In a conversation in the papal apartment in March 1996, John Paul II said, of previous biographers’ efforts to tell his life story, “They try to understand me from outside. But I can only be understood from inside.” He knew by then that he was a figure a historic consequence. Yet his story, he insisted, was one that could only be read from the inside out through the prism of his soul, if those who sought to understand him and his accomplishment were to truly grasp what made him tick. So on this twentieth anniversary of the publication of Witness to Hope, revisiting the soul of St. John Paul II will set the story of his life through the year 2000 in its appropriate frame.

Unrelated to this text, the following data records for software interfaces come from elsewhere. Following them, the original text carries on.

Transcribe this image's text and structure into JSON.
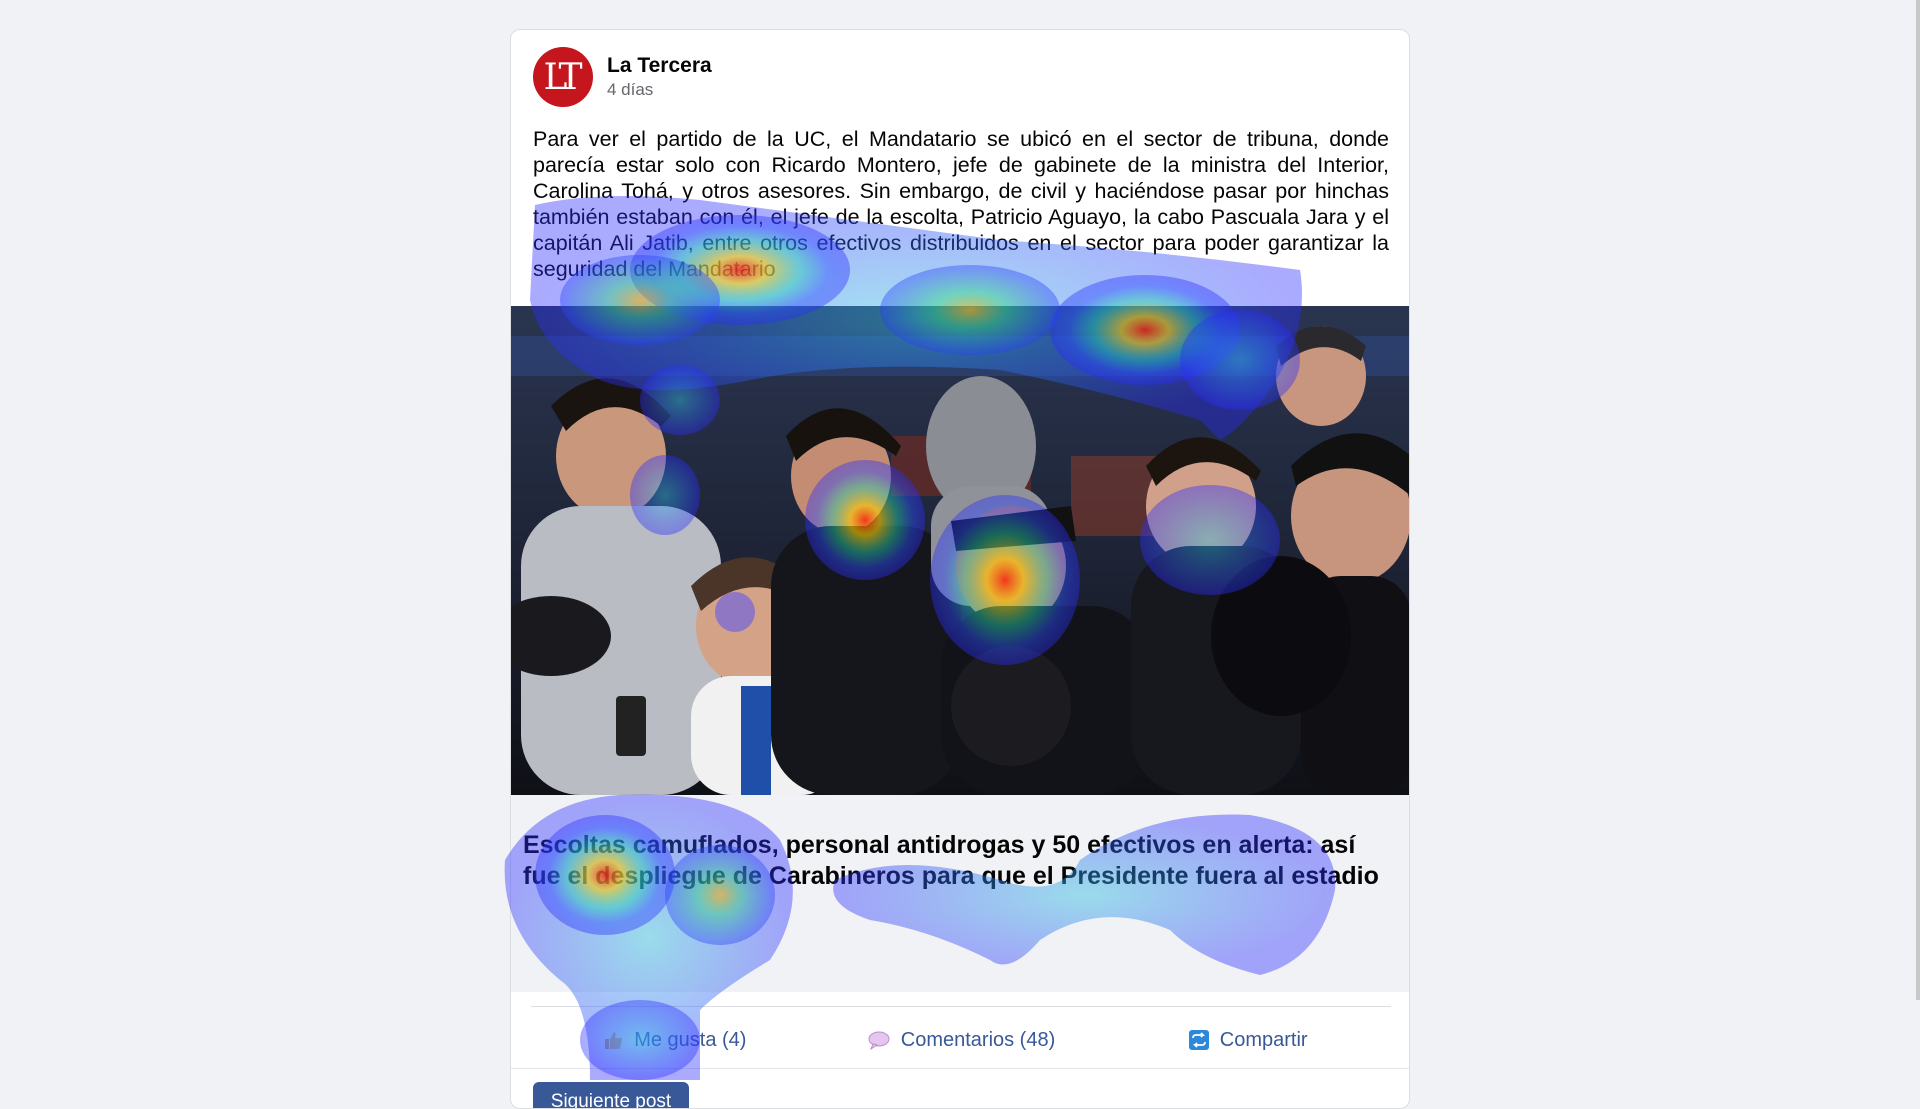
{
  "post": {
    "avatar_text": "LT",
    "source_name": "La Tercera",
    "time": "4 días",
    "body": "Para ver el partido de la UC, el Mandatario se ubicó en el sector de tribuna, donde parecía estar solo con Ricardo Montero, jefe de gabinete de la ministra del Interior, Carolina Tohá, y otros asesores. Sin embargo, de civil y haciéndose pasar por hinchas también estaban con él, el jefe de la escolta, Patricio Aguayo, la cabo Pascuala Jara y el capitán Ali Jatib, entre otros efectivos distribuidos en el sector para poder garantizar la seguridad del Mandatario",
    "link_title": "Escoltas camuflados, personal antidrogas y 50 efectivos en alerta: así fue el despliegue de Carabineros para que el Presidente fuera al estadio",
    "brand_color": "#c4161c"
  },
  "actions": {
    "like": {
      "icon": "thumbs-up-icon",
      "label": "Me gusta (4)"
    },
    "comment": {
      "icon": "speech-bubble-icon",
      "label": "Comentarios (48)"
    },
    "share": {
      "icon": "share-icon",
      "label": "Compartir"
    }
  },
  "next_button": {
    "label": "Siguiente post"
  },
  "colors": {
    "accent": "#385898",
    "page_background": "#f0f2f5",
    "card_background": "#ffffff"
  }
}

Karol Wojtyła, the man who became John Paul II, had an intensely Polish soul: not only in the sense of a personality formed by a particular ethnic experience, but in the larger sense of a soul formed by a distinctive history and culture. Born in 1920, he was a member of the first generation of Poles born in an independent Polish state since the late eighteenth century; but it was the Polish national experience between the elimination of Poland from the map of Europe in 1795 and the restoration of its national independence in 1918 that was decisive for forming the soul of John Paul II. For during those 123 years in the wilderness – years when “Poland” did not appear on any map of Europe – Poland-the-nation survived the vivisection of Poland-the-state through its culture: its language, its literature, and its Catholic faith….

The above comes from a May 8 story on Catholic World Report site. This essay is adapted from the preface to the 20th anniversary edition of George Weigel’s Witness to Hope: The Biography of Pope John Paul II, published by Harper Perennial.